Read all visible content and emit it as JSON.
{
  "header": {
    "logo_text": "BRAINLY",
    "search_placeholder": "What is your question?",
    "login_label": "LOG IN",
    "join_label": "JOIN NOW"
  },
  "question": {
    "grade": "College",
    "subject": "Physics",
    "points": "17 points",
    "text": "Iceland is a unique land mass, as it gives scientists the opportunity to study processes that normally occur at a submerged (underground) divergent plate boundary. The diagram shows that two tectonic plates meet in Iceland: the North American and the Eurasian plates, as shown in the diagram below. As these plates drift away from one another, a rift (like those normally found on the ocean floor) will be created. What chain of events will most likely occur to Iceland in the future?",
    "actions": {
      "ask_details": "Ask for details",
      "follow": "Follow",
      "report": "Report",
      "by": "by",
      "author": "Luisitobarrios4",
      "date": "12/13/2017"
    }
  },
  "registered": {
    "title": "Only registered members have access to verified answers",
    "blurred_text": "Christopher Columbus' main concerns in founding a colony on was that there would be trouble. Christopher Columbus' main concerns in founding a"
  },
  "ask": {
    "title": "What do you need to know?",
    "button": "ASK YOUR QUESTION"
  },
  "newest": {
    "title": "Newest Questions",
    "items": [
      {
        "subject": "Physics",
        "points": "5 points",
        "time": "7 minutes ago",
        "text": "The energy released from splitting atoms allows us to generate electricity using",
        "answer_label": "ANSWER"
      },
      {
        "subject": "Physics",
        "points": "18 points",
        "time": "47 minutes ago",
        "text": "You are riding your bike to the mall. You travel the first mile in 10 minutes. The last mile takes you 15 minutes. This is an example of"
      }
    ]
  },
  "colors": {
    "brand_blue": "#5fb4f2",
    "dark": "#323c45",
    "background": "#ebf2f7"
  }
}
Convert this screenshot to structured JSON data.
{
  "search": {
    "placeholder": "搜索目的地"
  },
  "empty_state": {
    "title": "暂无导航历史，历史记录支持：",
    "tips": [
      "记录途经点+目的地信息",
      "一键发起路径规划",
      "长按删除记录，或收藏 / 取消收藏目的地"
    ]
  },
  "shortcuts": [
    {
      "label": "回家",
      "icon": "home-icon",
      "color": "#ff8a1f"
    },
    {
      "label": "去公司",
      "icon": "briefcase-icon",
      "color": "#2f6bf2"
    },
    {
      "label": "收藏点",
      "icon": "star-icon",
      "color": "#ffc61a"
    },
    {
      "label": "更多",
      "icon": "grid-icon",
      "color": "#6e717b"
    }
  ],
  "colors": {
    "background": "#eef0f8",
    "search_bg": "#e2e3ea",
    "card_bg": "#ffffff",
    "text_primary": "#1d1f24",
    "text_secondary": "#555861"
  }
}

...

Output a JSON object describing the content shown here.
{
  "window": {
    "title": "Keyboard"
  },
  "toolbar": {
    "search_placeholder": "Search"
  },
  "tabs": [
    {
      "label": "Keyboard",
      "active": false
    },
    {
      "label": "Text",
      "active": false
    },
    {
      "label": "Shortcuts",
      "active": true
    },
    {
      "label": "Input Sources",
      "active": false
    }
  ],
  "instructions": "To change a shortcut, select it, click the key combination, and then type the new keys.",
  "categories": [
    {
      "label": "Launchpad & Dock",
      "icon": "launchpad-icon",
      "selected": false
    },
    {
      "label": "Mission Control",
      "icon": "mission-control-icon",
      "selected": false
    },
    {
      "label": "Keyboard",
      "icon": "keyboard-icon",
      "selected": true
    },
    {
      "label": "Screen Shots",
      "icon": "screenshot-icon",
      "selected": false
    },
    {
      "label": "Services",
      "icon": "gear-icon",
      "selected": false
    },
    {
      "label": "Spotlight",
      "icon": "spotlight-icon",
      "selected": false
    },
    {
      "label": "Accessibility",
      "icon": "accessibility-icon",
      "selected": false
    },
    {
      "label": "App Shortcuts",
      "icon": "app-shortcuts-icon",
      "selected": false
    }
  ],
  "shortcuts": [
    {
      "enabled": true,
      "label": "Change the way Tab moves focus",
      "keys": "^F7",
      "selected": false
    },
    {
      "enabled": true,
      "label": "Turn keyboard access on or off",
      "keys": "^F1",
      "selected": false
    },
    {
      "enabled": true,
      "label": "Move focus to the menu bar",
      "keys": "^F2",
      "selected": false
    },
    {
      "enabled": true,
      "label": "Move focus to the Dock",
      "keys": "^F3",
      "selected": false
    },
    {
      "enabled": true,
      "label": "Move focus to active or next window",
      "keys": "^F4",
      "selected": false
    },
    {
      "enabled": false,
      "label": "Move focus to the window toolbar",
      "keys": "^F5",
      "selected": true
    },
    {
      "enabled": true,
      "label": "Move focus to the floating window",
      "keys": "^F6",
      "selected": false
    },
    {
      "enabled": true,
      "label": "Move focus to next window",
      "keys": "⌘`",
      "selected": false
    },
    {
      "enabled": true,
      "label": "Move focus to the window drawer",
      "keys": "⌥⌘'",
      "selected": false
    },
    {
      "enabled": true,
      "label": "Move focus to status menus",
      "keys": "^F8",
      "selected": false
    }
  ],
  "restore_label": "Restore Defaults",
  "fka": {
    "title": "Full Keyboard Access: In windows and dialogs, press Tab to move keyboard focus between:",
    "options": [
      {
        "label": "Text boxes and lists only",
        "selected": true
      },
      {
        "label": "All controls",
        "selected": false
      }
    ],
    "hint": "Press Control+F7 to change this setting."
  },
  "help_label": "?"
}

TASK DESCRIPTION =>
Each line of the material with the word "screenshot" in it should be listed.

TASK RESPONSE =>
Convert this screenshot to structured JSON data.
      "icon": "screenshot-icon",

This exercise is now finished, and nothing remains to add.